= Work order =
The required output is every record, reproduced exactly.

= Dataset excerpts =
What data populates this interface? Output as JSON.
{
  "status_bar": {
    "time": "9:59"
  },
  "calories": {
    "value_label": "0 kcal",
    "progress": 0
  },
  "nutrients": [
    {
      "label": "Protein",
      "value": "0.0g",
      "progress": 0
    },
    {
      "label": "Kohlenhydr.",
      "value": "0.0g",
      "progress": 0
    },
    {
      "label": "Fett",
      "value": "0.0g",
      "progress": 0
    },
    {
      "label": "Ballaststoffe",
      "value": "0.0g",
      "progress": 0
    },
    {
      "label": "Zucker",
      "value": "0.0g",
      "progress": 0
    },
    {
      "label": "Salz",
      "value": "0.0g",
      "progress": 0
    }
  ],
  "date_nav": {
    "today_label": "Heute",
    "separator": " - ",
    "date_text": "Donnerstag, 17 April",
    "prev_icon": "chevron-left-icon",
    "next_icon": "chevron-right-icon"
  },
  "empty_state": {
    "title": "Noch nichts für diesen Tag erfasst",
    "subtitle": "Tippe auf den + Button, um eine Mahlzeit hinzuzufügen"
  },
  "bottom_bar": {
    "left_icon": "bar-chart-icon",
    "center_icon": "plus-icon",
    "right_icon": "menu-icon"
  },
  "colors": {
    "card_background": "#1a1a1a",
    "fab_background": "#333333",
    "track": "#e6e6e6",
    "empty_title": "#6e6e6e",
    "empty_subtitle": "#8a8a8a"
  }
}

= Answer for this exercise =
What data populates this interface? Output as JSON.
{
  "status_bar": {
    "time": "9:59"
  },
  "calories": {
    "value_label": "0 kcal",
    "progress": 0
  },
  "nutrients": [
    {
      "label": "Protein",
      "value": "0.0g",
      "progress": 0
    },
    {
      "label": "Kohlenhydr.",
      "value": "0.0g",
      "progress": 0
    },
    {
      "label": "Fett",
      "value": "0.0g",
      "progress": 0
    },
    {
      "label": "Ballaststoffe",
      "value": "0.0g",
      "progress": 0
    },
    {
      "label": "Zucker",
      "value": "0.0g",
      "progress": 0
    },
    {
      "label": "Salz",
      "value": "0.0g",
      "progress": 0
    }
  ],
  "date_nav": {
    "today_label": "Heute",
    "separator": " - ",
    "date_text": "Donnerstag, 17 April",
    "prev_icon": "chevron-left-icon",
    "next_icon": "chevron-right-icon"
  },
  "empty_state": {
    "title": "Noch nichts für diesen Tag erfasst",
    "subtitle": "Tippe auf den + Button, um eine Mahlzeit hinzuzufügen"
  },
  "bottom_bar": {
    "left_icon": "bar-chart-icon",
    "center_icon": "plus-icon",
    "right_icon": "menu-icon"
  },
  "colors": {
    "card_background": "#1a1a1a",
    "fab_background": "#333333",
    "track": "#e6e6e6",
    "empty_title": "#6e6e6e",
    "empty_subtitle": "#8a8a8a"
  }
}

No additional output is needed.